The season will begin three months after its originally scheduled opening day of March 20. It will be 120 games long. Teams in each six-team league — the Central League and Pacific League — will play 24 games against each league opponent. There will be no interleague play and no all-star game.

The announcement came in the wake of a national state of emergency being lifted for both Tokyo and the island of Hokkaido. The rest of the country emerged from the state of emergency earlier this month. This will allow the Japanese leagues to follow leagues in South Korea and Taiwan which have been playing for several weeks.

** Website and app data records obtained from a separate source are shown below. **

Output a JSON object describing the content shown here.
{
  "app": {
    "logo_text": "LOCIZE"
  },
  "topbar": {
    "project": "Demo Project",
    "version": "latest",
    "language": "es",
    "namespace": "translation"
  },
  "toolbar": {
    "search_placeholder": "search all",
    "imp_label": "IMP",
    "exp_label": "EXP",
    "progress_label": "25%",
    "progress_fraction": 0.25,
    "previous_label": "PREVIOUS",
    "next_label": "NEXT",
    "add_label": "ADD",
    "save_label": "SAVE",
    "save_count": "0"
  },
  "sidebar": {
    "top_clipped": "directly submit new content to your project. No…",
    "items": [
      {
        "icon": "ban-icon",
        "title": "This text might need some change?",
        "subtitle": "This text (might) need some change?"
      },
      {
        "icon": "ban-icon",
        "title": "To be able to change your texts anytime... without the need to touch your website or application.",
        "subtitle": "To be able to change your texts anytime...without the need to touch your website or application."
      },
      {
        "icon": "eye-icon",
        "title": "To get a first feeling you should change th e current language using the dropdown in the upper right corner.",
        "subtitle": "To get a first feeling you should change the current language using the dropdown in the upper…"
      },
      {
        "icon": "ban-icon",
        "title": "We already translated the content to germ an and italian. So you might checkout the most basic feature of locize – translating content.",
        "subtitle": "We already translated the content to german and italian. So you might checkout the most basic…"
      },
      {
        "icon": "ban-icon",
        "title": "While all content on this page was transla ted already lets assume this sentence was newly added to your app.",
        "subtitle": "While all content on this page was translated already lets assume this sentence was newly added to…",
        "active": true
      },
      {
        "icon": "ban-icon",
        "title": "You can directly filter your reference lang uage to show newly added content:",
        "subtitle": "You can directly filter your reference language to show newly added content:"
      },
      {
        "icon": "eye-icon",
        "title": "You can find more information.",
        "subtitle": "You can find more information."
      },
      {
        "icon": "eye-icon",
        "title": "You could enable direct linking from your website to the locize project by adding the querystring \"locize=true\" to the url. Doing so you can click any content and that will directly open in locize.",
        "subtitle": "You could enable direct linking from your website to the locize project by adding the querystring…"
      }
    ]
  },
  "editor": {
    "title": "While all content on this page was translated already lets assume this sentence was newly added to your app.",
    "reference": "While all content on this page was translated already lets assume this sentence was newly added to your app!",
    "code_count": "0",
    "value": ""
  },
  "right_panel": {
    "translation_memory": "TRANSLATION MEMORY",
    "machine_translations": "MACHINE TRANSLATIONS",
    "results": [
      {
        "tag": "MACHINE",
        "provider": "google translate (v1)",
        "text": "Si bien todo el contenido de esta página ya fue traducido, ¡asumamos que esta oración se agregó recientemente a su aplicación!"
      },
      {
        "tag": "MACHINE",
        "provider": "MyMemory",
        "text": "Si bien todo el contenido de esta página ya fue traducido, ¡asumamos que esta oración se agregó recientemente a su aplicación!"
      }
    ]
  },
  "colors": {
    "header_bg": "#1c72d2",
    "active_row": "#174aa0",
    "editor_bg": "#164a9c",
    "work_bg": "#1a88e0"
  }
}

In the United States, Major League Baseball is hoping to resume spring training in mid June before launching a shortened regular season in early July. That plan is contingent on the league and the players’ union coming to an agreement on both financial arrangements and safety protocols for a 2020 season. Negotiations on both are ongoing. Major League Baseball will, reportedly, make a formal proposal about player compensation tomorrow.